– Increased complexity – Kubernetes adds many new components and moving parts to monitor and manage. This complexity can overwhelm unprepared teams.

– Lack of visibility – Traditional monitoring approaches strain under rapid change and ephemeral infrastructure. Lack of visibility causes slow remediation.

– Security risks – Dynamic environments expand the attack surface. Runtime threats within containers and Kubernetes APIs require new defenses.

– Demand for greater scale – Applications must scale up and down automatically based on usage. Computing resources should be tuned to match workload needs.

– Skill shortages – Few teams have deep experience running Kubernetes in production at scale. Demand for Kubernetes expertise exceeds supply.

– Noise and alerts – Dynamic environments generate spikes in event data. This makes it difficult to triage and identify truly critical alerts.

Thankfully cloud native technologies have emerged to address these operational challenges:

– Service mesh – Tools like Istio provide cross-cutting concerns like security, observability, and traffic control for microservices. Mesh helps control complexity.

– Observability tools – OpenTelemetry and other CNCF projects capture metrics, logs, and traces to provide full stack observability into Kubernetes workloads.

– GitOps workflows – Infrastructure-as-code practices like GitOps automate deployment and management for consistency and reliability.

– Policy enforcement – Admission controllers enforce security, compliance, and governance policies across the Kubernetes control plane.

– Auto-scaling tools – Cluster and pod auto-scalers dynamically adjust resources up and down to match usage needs, improving efficiency.
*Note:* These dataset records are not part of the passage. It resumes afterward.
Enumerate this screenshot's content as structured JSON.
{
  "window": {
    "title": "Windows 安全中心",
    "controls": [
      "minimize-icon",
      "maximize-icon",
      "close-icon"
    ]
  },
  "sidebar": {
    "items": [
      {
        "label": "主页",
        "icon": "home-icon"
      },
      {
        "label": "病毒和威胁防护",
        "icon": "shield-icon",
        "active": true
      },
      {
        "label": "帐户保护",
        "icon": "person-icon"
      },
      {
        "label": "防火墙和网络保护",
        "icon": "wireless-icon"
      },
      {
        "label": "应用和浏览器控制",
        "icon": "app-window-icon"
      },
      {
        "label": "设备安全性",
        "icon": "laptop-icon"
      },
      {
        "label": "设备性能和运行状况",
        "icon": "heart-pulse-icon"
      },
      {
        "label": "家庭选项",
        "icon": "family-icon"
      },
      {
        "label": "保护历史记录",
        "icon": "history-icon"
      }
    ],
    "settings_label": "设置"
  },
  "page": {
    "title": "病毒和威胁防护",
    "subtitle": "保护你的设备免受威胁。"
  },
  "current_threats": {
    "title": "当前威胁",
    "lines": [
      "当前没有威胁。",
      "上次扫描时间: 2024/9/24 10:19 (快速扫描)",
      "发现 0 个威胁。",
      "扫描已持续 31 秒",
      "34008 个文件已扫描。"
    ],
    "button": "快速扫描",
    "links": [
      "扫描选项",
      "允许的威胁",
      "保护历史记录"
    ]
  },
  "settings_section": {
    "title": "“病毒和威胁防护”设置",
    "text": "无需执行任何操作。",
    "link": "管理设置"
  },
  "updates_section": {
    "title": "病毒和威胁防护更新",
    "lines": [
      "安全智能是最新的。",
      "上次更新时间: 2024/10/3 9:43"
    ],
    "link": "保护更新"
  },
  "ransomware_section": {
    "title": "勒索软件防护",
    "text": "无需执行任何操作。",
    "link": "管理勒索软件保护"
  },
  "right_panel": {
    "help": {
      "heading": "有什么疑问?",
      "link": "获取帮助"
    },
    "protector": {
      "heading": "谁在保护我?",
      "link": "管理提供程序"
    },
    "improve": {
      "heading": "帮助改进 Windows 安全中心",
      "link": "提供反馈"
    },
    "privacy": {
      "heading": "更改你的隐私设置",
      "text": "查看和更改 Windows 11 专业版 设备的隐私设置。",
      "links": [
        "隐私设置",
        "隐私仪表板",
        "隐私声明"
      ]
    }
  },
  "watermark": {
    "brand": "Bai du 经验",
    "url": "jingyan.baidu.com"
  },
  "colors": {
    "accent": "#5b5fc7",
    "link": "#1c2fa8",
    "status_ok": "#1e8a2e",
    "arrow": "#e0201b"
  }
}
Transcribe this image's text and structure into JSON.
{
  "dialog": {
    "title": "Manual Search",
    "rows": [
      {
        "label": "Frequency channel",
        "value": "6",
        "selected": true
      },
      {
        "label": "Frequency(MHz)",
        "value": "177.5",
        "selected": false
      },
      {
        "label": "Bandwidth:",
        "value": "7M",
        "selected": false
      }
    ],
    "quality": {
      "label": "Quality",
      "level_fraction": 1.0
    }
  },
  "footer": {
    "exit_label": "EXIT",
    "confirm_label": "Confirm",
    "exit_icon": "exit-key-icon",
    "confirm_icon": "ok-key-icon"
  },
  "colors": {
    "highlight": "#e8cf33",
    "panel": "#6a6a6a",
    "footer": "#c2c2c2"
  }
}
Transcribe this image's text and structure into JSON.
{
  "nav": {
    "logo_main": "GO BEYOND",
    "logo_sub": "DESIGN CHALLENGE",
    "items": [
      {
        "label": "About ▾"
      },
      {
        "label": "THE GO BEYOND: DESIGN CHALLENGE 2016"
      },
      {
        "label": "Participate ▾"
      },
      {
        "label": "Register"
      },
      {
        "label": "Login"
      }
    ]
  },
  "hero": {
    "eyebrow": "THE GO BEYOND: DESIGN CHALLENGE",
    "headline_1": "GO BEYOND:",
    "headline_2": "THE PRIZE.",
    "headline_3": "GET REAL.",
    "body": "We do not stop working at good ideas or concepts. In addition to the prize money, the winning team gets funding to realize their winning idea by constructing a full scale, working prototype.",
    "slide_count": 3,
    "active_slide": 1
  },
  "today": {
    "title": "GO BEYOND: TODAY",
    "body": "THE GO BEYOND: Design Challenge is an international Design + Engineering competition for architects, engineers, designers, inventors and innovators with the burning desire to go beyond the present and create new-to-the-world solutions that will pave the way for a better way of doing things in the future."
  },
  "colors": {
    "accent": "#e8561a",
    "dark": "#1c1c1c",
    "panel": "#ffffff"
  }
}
– Managed offerings – Fully-managed Kubernetes removes the heavy lifting around managing production-grade clusters.

Adoption of these complementary technologies is key to overcoming the operational hurdles of cloud native environments. As Kubernetes usage accelerates, so does adoption of these solutions for monitoring, automation, and management.

Outlook for Kubernetes and CNCF projects in 2023/2024

Based on the current trajectory, Kubernetes and cloud native technologies are poised for continued growth and mainstream adoption in 2023/2024:

– Kubernetes domination – Kubernetes will extend its dominance as the default platform for container orchestration, microservices and cloud native applications.

– Multi-cloud explosion – Usage of multi-cloud and hybrid-cloud strategies will continue increasing rapidly, amplifying the need for Kubernetes’ consistency and portability.

– Security prioritization – Security, compliance and risk management will become top priorities for Kubernetes users. We’ll see wider adoption of technologies like OPA, Kyverno, SPIFFE, and TUF.

– Scaling challenges – Managing scale and complexity will be the top challenge as usage expands into thousands of nodes running tens of thousands of containers and microservices.

– Democratization of expertise – Managed Kubernetes offerings, patterns/frameworks and community resources will help democratize Kubernetes knowledge beyond just specialized experts.

– Rise of GitOps – GitOps patterns will emerge as the standard for managing Kubernetes configurations and performing declarative deployments.

– Convergence of CNCF projects – We’ll see increased convergence of Kubernetes with other CNCF technologies like Containerd, gRPC, OpenTelemetry, Prometheus, and Vitess. Multi-project integrations will become commonplace.

– Extensibility improvements – Custom resource definitions and Kubernetes extensions will unlock further extensibility, facilitating integration with hardware, cloud services, and other applications.

– Climate impact awareness – Kubernetes efficiency gains will be quantified in terms of compute savings that lower carbon footprints. Green Kubernetes options will gain prominence.

The Kubernetes ecosystem is primed for rapid growth and maturation over the next two years. As adoption spreads, Kubernetes will cement itself as the orchestration engine for multi-cloud operations. The transformational impact of cloud native technologies on application development and delivery will come into full focus.

Leave a Reply

Your email address will not be published. Required fields are marked *